> _What is required_
From the listing below, copy every line with the word "Password".
= Beginning of Section =
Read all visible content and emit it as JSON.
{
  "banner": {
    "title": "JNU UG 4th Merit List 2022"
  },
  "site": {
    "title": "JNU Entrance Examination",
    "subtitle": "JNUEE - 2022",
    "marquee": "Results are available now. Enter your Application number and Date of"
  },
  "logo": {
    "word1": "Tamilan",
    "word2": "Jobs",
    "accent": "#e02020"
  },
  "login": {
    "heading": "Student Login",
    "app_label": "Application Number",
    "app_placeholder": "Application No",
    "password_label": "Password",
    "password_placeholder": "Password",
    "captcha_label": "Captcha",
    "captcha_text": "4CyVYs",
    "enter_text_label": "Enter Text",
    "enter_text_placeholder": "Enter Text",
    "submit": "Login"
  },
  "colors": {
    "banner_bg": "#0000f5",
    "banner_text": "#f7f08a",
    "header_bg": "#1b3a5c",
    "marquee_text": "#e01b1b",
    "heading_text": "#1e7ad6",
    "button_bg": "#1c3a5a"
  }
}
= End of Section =
> _Result of this exercise_
    "password_label": "Password",
    "password_placeholder": "Password",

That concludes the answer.